Unknown Facts About Washington Technology - Latest News for Government
Scientists and engineers normally prefer to specify innovation as applied science, rather than as the important things that individuals make and use. More recently, scholars have borrowed from European thinkers of "strategy" to extend the significance of technology to numerous forms of instrumental reason, as in Foucault's deal with innovations of the self (strategies de soi). Dictionaries and scholars have provided a range of definitions. The deals a definition of the term: "the usage of science in market, engineering, etc., to create helpful things or to resolve problems" and "a machine, tool, approach, and so on, that is produced by innovation." Ursula Franklin, in her 1989 "Real Life of Technology" lecture, gave another definition of the concept; it is "practice, the way we do things around here." The term is often utilized to suggest a particular field of innovation, or to describe high technology or just consumer electronic devices, instead of innovation as a whole.

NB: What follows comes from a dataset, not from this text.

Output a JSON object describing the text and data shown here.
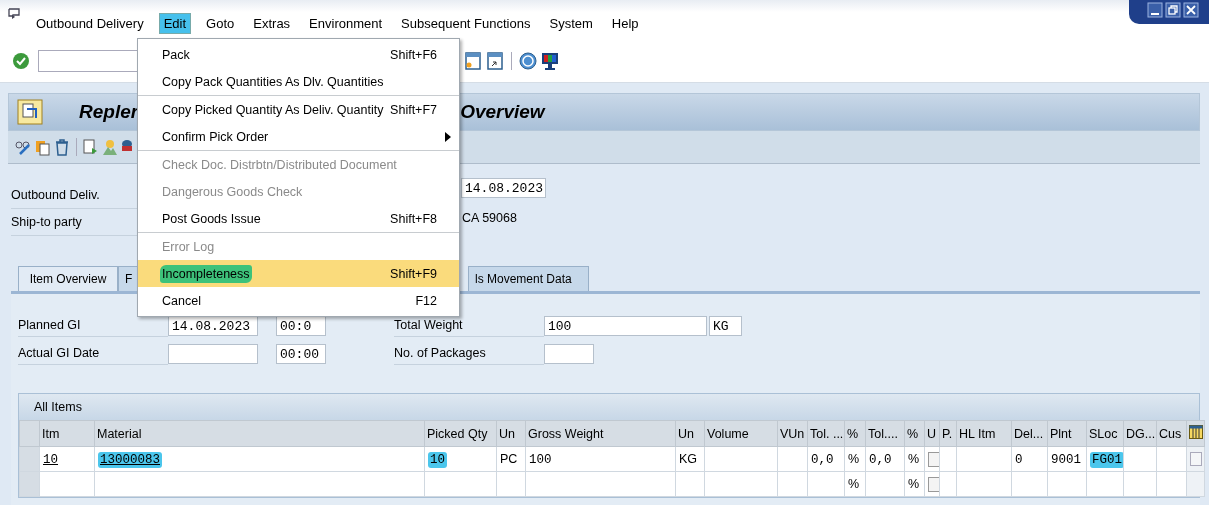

In this usage, innovation describes tools and devices that may be used to fix real-world problems. It is a significant term that may consist of easy tools, such as a crowbar or wooden spoon, or more complicated makers, such as a space station or particle accelerator. Tools and machines need not be product; virtual innovation, such as computer software and organization approaches, fall under this definition of technology. W. Brian Arthur defines innovation in a likewise broad way as "a method to meet a human function." The word "technology" can likewise be used to refer to a collection of techniques.

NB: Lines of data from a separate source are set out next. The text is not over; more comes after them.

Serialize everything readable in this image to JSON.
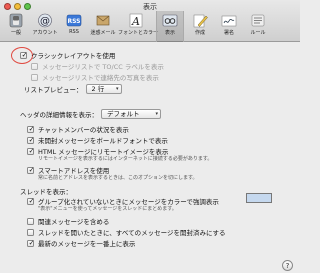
{
  "window": {
    "title": "表示"
  },
  "toolbar": {
    "items": [
      {
        "label": "一般",
        "icon": "switch-icon"
      },
      {
        "label": "アカウント",
        "icon": "at-icon"
      },
      {
        "label": "RSS",
        "icon": "rss-icon"
      },
      {
        "label": "迷惑メール",
        "icon": "junk-mail-icon"
      },
      {
        "label": "フォントとカラー",
        "icon": "font-color-icon"
      },
      {
        "label": "表示",
        "icon": "view-glasses-icon",
        "active": true
      },
      {
        "label": "作成",
        "icon": "compose-pencil-icon"
      },
      {
        "label": "署名",
        "icon": "signature-icon"
      },
      {
        "label": "ルール",
        "icon": "rules-icon"
      }
    ]
  },
  "list": {
    "classic_layout": {
      "label": "クラシックレイアウトを使用",
      "checked": true
    },
    "show_to_cc": {
      "label": "メッセージリストで TO/CC ラベルを表示",
      "checked": false,
      "disabled": true
    },
    "show_contact_photos": {
      "label": "メッセージリストで連絡先の写真を表示",
      "checked": false,
      "disabled": true
    },
    "preview_label": "リストプレビュー：",
    "preview_value": "2 行"
  },
  "header": {
    "detail_label": "ヘッダの詳細情報を表示：",
    "detail_value": "デフォルト"
  },
  "options": {
    "chat_status": {
      "label": "チャットメンバーの状況を表示",
      "checked": true
    },
    "bold_unread": {
      "label": "未開封メッセージをボールドフォントで表示",
      "checked": true
    },
    "remote_images": {
      "label": "HTML メッセージにリモートイメージを表示",
      "checked": true,
      "note": "リモートイメージを表示するにはインターネットに接続する必要があります。"
    },
    "smart_addresses": {
      "label": "スマートアドレスを使用",
      "checked": true,
      "note": "常に名前とアドレスを表示するときは、このオプションを切にします。"
    }
  },
  "threads": {
    "heading": "スレッドを表示：",
    "highlight_color": {
      "label": "グループ化されていないときにメッセージをカラーで強調表示",
      "checked": true,
      "note": "\"表示\"メニューを使ってメッセージをスレッドにまとめます。",
      "color": "#c5d8ee"
    },
    "related": {
      "label": "関連メッセージを含める",
      "checked": false
    },
    "mark_read": {
      "label": "スレッドを開いたときに、すべてのメッセージを開封済みにする",
      "checked": false
    },
    "newest_top": {
      "label": "最新のメッセージを一番上に表示",
      "checked": true
    }
  },
  "help_label": "?"
}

When integrated with another term, such as "medical technology" or "area innovation," it refers to the state of the particular field's understanding and tools. "State-of-the-art innovation" refers to the high technology available to humankind in any field. Innovation can be deemed an activity that forms or changes culture. Furthermore, technology is the application of mathematics, science, and the arts for the benefit of life as it is known. A contemporary example is the rise of communication innovation, which has reduced barriers to human interaction and as an outcome has assisted generate new subcultures; the rise of cyberculture has at its basis the advancement of the Web and the computer.